Open oceans are a dangerous place to be a fish. Fishes don't have a cosy bed to retreat to Research has shown that instead of sleeping, many fish are able to reduce their activity, choosing to float in one place, wedge themselves near rocks or simply lay placid above the sand. It is thought that these periods of suspended animation allows them to stay alert to any danger while at the same time recuperate energy. Talk about multitasking.

With that said, next time you think about flushing a non-moving goldfish down the toilet. Make sure he isn’t just taking a nap first!

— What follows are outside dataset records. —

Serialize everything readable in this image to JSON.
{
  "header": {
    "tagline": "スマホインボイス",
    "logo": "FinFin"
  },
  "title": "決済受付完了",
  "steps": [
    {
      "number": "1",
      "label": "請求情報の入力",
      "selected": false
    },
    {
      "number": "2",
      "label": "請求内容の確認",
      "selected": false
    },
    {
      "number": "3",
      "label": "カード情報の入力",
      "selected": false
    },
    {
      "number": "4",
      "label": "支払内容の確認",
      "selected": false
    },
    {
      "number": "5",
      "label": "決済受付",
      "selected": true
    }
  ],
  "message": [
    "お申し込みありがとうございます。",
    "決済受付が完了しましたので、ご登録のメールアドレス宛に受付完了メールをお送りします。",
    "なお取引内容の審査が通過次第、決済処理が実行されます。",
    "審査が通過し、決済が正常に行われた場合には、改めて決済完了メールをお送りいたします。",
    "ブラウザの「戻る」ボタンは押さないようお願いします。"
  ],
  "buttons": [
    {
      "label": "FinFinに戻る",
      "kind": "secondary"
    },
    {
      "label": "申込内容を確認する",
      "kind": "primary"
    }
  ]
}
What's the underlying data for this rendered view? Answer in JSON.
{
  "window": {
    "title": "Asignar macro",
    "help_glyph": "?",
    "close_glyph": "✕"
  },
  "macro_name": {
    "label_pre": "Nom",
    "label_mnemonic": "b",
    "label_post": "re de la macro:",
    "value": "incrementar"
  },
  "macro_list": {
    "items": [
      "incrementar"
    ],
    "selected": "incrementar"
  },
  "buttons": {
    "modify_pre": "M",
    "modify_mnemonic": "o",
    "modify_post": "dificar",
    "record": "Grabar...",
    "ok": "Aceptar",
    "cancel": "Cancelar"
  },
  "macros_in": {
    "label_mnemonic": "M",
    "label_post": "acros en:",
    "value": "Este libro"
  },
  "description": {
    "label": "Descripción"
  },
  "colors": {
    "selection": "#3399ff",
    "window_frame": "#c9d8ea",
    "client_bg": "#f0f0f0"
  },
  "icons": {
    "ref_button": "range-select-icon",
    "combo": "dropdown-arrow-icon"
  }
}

On the topic of our aquatic counterparts, sharks are an interesting one when it comes to sleep. In order to keep the water moving over their gills and receive oxygen, many shark species have to remain constantly moving even when they sleep.

In other words, they are effectively “sleep swimming” as they switch off parts of their brain while they rest. We’ll leave you with this.

The parrotfish is one that perhaps tops all fish-related sleeping habits. At night, they secrete a liquid which forms a special transparent cocoon around their body, serving as a sort of sleeping bag to protect themselves from hungry parasites.

The exact purpose for the strange contraption is still up for debate, although if we were given a choice, a king size divan would certainly still have the edge over a liquid cocoon!